CHARLESTON, W.Va. - For the first time, the state Racing Commission is considering adopting an animal cruelty policy.
It's an attempt for the agency -- which oversees horse and greyhound racing in the state -- to clarify the authority it already has to punish racing permit holders if there is proven abuse, said commission Executive Secretary Jon Amores.
"This policy kind of clarifies how important and just how committed we are as a commission to addressing cruelty," Amores said Tuesday during a commission meeting.
The three-paragraph policy outlines what disciplinary action state code allows the commission to take. The commission will investigate all reported acts of animal cruelty, mistreatment, neglect, abandonment or abuse, the policy states.
It can pursue administrative punishments up to and including fines and revoking a racing permit. The commission will also consult with a state veterinarian to see if the alleged abuse or neglect is a crime.
Although they initially planned to approve the policy, commissioners eventually decided to post the policy for public comment. Amores said the policy should be on the commission website today.
The commission's authority to dole out punishment recently came to the forefront when it revoked two permits and suspended another for three men involved with racing at Wheeling Island Racetrack.
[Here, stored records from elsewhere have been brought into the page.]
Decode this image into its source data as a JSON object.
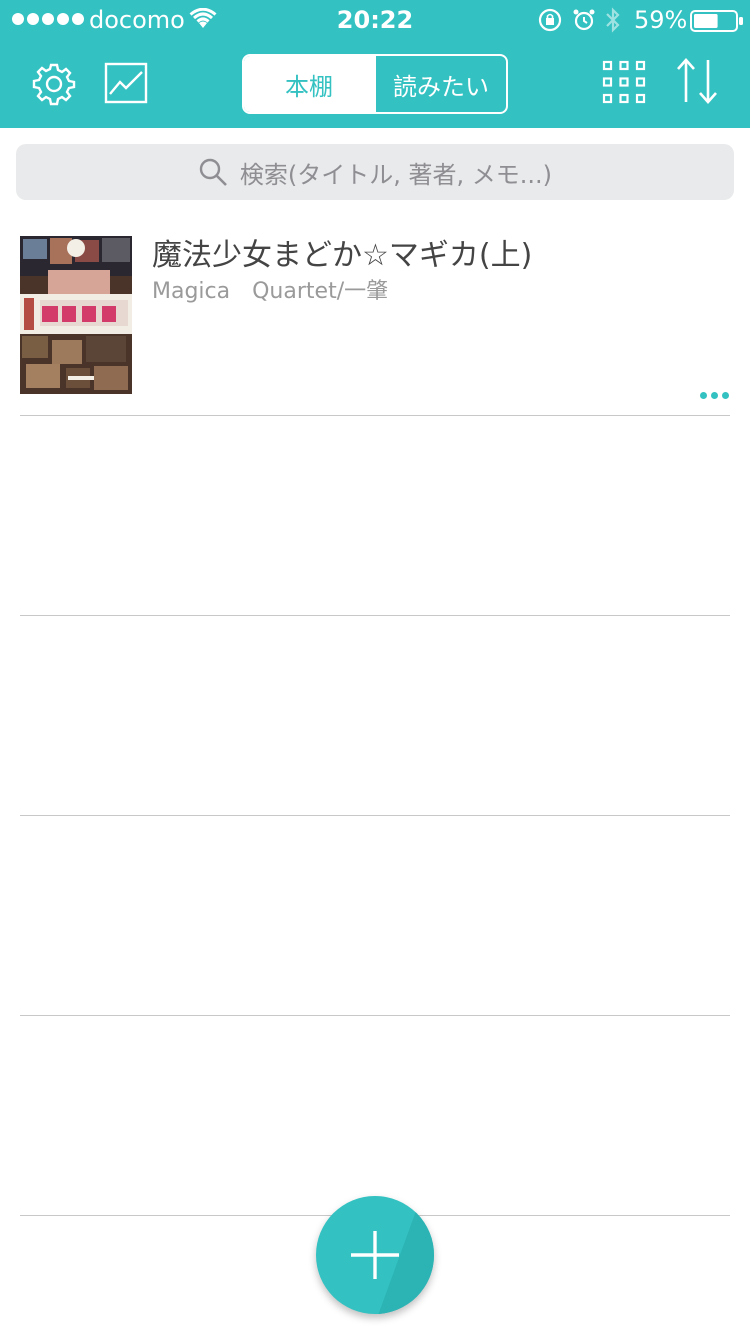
{
  "status_bar": {
    "carrier": "docomo",
    "time": "20:22",
    "battery_percent": "59%",
    "battery_level": 0.59
  },
  "header": {
    "segments": [
      {
        "label": "本棚",
        "active": true
      },
      {
        "label": "読みたい",
        "active": false
      }
    ],
    "icons": [
      "gear-icon",
      "stats-chart-icon",
      "grid-view-icon",
      "sort-icon"
    ]
  },
  "search": {
    "placeholder": "検索(タイトル, 著者, メモ...)"
  },
  "books": [
    {
      "title": "魔法少女まどか☆マギカ(上)",
      "author": "Magica　Quartet/一肇"
    }
  ],
  "colors": {
    "accent": "#33c1c1",
    "search_bg": "#e9eaeb",
    "divider": "#c8c8c8"
  }
}
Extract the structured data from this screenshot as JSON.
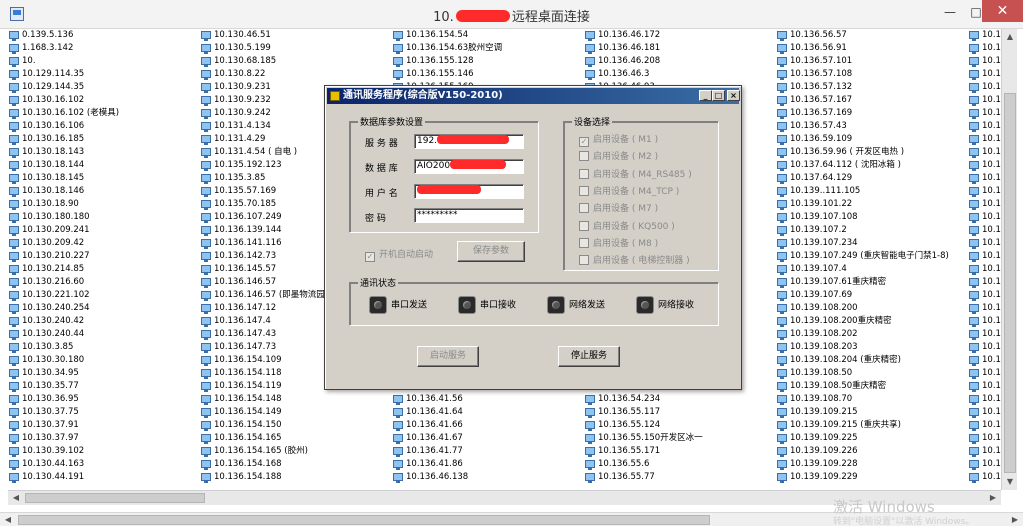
{
  "window": {
    "title_prefix": "10.",
    "title_suffix": "远程桌面连接",
    "min": "—",
    "max": "□",
    "close": "✕"
  },
  "remote_list": {
    "columns": [
      [
        "0.139.5.136",
        "1.168.3.142",
        "10.",
        "10.129.114.35",
        "10.129.144.35",
        "10.130.16.102",
        "10.130.16.102 (老模具)",
        "10.130.16.106",
        "10.130.16.185",
        "10.130.18.143",
        "10.130.18.144",
        "10.130.18.145",
        "10.130.18.146",
        "10.130.18.90",
        "10.130.180.180",
        "10.130.209.241",
        "10.130.209.42",
        "10.130.210.227",
        "10.130.214.85",
        "10.130.216.60",
        "10.130.221.102",
        "10.130.240.254",
        "10.130.240.42",
        "10.130.240.44",
        "10.130.3.85",
        "10.130.30.180",
        "10.130.34.95",
        "10.130.35.77",
        "10.130.36.95",
        "10.130.37.75",
        "10.130.37.91",
        "10.130.37.97",
        "10.130.39.102",
        "10.130.44.163",
        "10.130.44.191"
      ],
      [
        "10.130.46.51",
        "10.130.5.199",
        "10.130.68.185",
        "10.130.8.22",
        "10.130.9.231",
        "10.130.9.232",
        "10.130.9.242",
        "10.131.4.134",
        "10.131.4.29",
        "10.131.4.54 ( 自电 )",
        "10.135.192.123",
        "10.135.3.85",
        "10.135.57.169",
        "10.135.70.185",
        "10.136.107.249",
        "10.136.139.144",
        "10.136.141.116",
        "10.136.142.73",
        "10.136.145.57",
        "10.136.146.57",
        "10.136.146.57 (即墨物流园",
        "10.136.147.12",
        "10.136.147.4",
        "10.136.147.43",
        "10.136.147.73",
        "10.136.154.109",
        "10.136.154.118",
        "10.136.154.119",
        "10.136.154.148",
        "10.136.154.149",
        "10.136.154.150",
        "10.136.154.165",
        "10.136.154.165 (胶州)",
        "10.136.154.168",
        "10.136.154.188"
      ],
      [
        "10.136.154.54",
        "10.136.154.63胶州空调",
        "10.136.155.128",
        "10.136.155.146",
        "10.136.155.169",
        "",
        "",
        "",
        "",
        "",
        "",
        "",
        "",
        "",
        "",
        "",
        "",
        "",
        "",
        "",
        "",
        "",
        "",
        "",
        "",
        "",
        "",
        "",
        "10.136.41.56",
        "10.136.41.64",
        "10.136.41.66",
        "10.136.41.67",
        "10.136.41.77",
        "10.136.41.86",
        "10.136.46.138"
      ],
      [
        "10.136.46.172",
        "10.136.46.181",
        "10.136.46.208",
        "10.136.46.3",
        "10.136.46.93",
        "",
        "",
        "",
        "",
        "",
        "",
        "",
        "",
        "",
        "",
        "",
        "",
        "",
        "",
        "",
        "",
        "",
        "",
        "",
        "",
        "",
        "",
        "",
        "10.136.54.234",
        "10.136.55.117",
        "10.136.55.124",
        "10.136.55.150开发区冰一",
        "10.136.55.171",
        "10.136.55.6",
        "10.136.55.77"
      ],
      [
        "10.136.56.57",
        "10.136.56.91",
        "10.136.57.101",
        "10.136.57.108",
        "10.136.57.132",
        "10.136.57.167",
        "10.136.57.169",
        "10.136.57.43",
        "10.136.59.109",
        "10.136.59.96 ( 开发区电热 )",
        "10.137.64.112 ( 沈阳冰箱 )",
        "10.137.64.129",
        "10.139..111.105",
        "10.139.101.22",
        "10.139.107.108",
        "10.139.107.2",
        "10.139.107.234",
        "10.139.107.249 (重庆智能电子门禁1-8)",
        "10.139.107.4",
        "10.139.107.61重庆精密",
        "10.139.107.69",
        "10.139.108.200",
        "10.139.108.200重庆精密",
        "10.139.108.202",
        "10.139.108.203",
        "10.139.108.204 (重庆精密)",
        "10.139.108.50",
        "10.139.108.50重庆精密",
        "10.139.108.70",
        "10.139.109.215",
        "10.139.109.215 (重庆共享)",
        "10.139.109.225",
        "10.139.109.226",
        "10.139.109.228",
        "10.139.109.229"
      ],
      [
        "10.1",
        "10.1",
        "10.1",
        "10.1",
        "10.1",
        "10.1",
        "10.1",
        "10.1",
        "10.1",
        "10.1",
        "10.1",
        "10.1",
        "10.1",
        "10.1",
        "10.1",
        "10.1",
        "10.1",
        "10.1",
        "10.1",
        "10.1",
        "10.1",
        "10.1",
        "10.1",
        "10.1",
        "10.1",
        "10.1",
        "10.1",
        "10.1",
        "10.1",
        "10.1",
        "10.1",
        "10.1",
        "10.1",
        "10.1",
        "10.1"
      ]
    ]
  },
  "dialog": {
    "title": "通讯服务程序(综合版V150-2010)",
    "db_group": {
      "label": "数据库参数设置",
      "server_label": "服 务 器",
      "server_value": "192.",
      "database_label": "数 据 库",
      "database_value": "AIO200",
      "user_label": "用 户 名",
      "user_value": "",
      "password_label": "密    码",
      "password_value": "*********"
    },
    "autostart_label": "开机自动启动",
    "save_button": "保存参数",
    "device_group": {
      "label": "设备选择",
      "devices": [
        "启用设备 ( M1 )",
        "启用设备 ( M2 )",
        "启用设备 ( M4_RS485 )",
        "启用设备 ( M4_TCP )",
        "启用设备 ( M7 )",
        "启用设备 ( KQ500 )",
        "启用设备 ( M8 )",
        "启用设备 ( 电梯控制器 )"
      ]
    },
    "comm_group": {
      "label": "通讯状态",
      "serial_send": "串口发送",
      "serial_recv": "串口接收",
      "net_send": "网络发送",
      "net_recv": "网络接收"
    },
    "start_button": "启动服务",
    "stop_button": "停止服务"
  },
  "watermark": {
    "line1": "激活 Windows",
    "line2": "转到\"电脑设置\"以激活 Windows。"
  }
}
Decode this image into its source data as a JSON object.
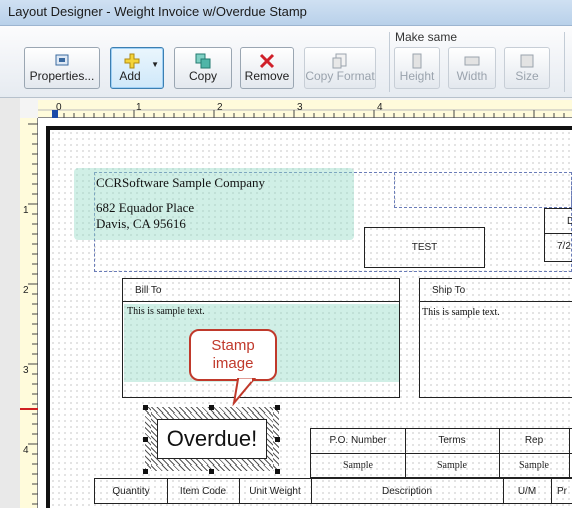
{
  "window": {
    "title": "Layout Designer - Weight Invoice w/Overdue Stamp"
  },
  "toolbar": {
    "properties": "Properties...",
    "add": "Add",
    "copy": "Copy",
    "remove": "Remove",
    "copy_format": "Copy Format",
    "make_same_label": "Make same",
    "height": "Height",
    "width": "Width",
    "size": "Size"
  },
  "ruler": {
    "h_marks": [
      "0",
      "1",
      "2",
      "3",
      "4"
    ],
    "v_marks": [
      "1",
      "2",
      "3",
      "4"
    ]
  },
  "company": {
    "name": "CCRSoftware Sample Company",
    "address1": "682 Equador Place",
    "address2": "Davis, CA 95616"
  },
  "test_label": "TEST",
  "partial_date_top": "D",
  "partial_date_val": "7/2",
  "bill_to": {
    "title": "Bill To",
    "body": "This is sample text."
  },
  "ship_to": {
    "title": "Ship To",
    "body": "This is sample text."
  },
  "callout": {
    "line1": "Stamp",
    "line2": "image"
  },
  "stamp": {
    "text": "Overdue!"
  },
  "po_table": {
    "headers": [
      "P.O. Number",
      "Terms",
      "Rep"
    ],
    "values": [
      "Sample",
      "Sample",
      "Sample"
    ]
  },
  "items_table": {
    "headers": [
      "Quantity",
      "Item Code",
      "Unit Weight",
      "Description",
      "U/M",
      "Pr"
    ]
  },
  "colors": {
    "accent": "#c0392b",
    "teal": "#96dcc8"
  }
}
Commissioners declined to refer the three men -- James Grace, James Bloom and Christopher Bever -- to the Ohio County prosecutor. They agreed they needed more information.
"We need to be more thorough before we make decisions," Commission Chairman Jack Rossi said during the meeting. "I think we need to defer this issue to get further information.
A board of judges ruled Bloom and Grace didn't provide care to an injured greyhound at the kennel. The dog, Kiowa Dutch Girl, appeared to have a broken hind leg but was not given proper medical attention or pain medication, according to a report filed by commission veterinarian Lori Bohenko.
During Tuesday's meeting, Amores said there was "quite a bit" of evidence concerning the case involving Grace and Bloom. The commission has photographs of the injured dogs, sworn statements from Grace, Bloom and others, and several reports from Bohenko.
The Daily Mail obtained information about the case in June after filing a Freedom of Information Act request.
In the report, Bloom says Grace told him to let the dog heal on its own. The leg "looked broken, she was wobbly, she'd try (to stand) but she couldn't," Bloom said in the report. Grace also said he knew the leg could have been broken but said he'd seen dogs' legs heal without going to a vet.
In a different report, Bohenko also says kennel operator Bob Mackey violated rules. Grace and Bloom had been told to take the dog to the vet immediately. Grace said he spoke with Mackey the day of Bohenko's visit.
The veterinarian, who confirmed the dog's leg was broken in three places, also confirmed speaking with Mackey the day before the dog was brought to the clinic.
"Since Mr. Mackey had been informed by State Presiding Judge to transport 'Kiowa Dutch Girl' to a veterinary hospital immediately .<!p>.<!p>. he is in violation of West Virginia Rules of Greyhound Racing as outlined below," Bohenko wrote.